## WORK TASK
Your answer should reproduce every line of the material in which the word "name" occurs.

═══

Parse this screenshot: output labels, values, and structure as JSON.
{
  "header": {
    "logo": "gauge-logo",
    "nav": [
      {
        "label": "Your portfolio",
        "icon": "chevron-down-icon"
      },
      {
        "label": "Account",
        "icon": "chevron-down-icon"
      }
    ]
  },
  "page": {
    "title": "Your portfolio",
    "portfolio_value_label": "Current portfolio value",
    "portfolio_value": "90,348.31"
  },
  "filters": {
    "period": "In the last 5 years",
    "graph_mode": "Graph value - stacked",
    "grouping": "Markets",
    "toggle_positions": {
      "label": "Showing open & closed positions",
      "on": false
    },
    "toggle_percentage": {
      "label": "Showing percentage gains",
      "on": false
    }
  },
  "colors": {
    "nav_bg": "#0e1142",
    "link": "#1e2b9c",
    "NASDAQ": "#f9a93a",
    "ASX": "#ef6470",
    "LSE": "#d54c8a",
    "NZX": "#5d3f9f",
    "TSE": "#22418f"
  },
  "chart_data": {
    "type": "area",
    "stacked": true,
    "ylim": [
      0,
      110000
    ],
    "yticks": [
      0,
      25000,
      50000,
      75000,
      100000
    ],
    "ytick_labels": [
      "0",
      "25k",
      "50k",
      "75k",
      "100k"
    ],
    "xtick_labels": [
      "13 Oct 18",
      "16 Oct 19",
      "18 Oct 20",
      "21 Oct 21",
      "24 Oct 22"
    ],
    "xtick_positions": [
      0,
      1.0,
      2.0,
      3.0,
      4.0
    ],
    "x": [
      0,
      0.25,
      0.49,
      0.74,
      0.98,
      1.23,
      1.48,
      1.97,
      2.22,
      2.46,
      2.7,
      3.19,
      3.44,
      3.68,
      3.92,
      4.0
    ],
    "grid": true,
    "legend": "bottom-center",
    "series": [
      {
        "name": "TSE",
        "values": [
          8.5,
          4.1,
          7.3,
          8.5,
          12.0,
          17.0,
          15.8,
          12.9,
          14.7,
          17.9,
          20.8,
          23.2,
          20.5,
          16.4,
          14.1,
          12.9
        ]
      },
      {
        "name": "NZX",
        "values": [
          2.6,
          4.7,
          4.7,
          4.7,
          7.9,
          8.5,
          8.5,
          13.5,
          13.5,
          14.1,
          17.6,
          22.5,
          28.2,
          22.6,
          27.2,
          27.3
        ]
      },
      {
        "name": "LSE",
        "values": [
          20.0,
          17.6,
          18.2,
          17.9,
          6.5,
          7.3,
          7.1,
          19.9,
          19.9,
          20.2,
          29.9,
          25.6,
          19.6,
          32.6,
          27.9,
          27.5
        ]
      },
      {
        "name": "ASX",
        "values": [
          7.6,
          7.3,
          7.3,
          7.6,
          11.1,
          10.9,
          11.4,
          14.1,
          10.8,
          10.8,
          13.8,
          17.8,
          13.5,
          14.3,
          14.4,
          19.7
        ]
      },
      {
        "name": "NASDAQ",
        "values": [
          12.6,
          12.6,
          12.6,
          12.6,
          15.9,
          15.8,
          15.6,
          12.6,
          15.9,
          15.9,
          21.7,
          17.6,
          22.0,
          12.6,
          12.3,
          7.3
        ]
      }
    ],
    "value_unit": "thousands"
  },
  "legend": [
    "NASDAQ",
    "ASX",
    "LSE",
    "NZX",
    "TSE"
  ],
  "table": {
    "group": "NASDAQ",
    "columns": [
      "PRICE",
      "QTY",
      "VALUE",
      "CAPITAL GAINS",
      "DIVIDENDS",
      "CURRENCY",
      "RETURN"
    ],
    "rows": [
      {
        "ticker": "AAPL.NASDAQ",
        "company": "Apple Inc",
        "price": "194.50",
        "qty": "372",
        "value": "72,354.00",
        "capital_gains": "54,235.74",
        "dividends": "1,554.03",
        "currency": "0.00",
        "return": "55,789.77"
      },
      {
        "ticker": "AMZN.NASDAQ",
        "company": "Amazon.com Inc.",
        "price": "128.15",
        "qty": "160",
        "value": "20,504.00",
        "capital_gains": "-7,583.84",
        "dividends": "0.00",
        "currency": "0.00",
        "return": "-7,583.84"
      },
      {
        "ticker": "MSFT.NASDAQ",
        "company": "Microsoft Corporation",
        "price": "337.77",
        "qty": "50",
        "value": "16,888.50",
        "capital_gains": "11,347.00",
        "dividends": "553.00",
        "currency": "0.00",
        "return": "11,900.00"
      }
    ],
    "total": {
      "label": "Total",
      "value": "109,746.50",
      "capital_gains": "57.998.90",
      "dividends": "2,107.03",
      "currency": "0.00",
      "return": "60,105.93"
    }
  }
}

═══

## RESULT
        "name": "TSE",
        "name": "NZX",
        "name": "LSE",
        "name": "ASX",
        "name": "NASDAQ",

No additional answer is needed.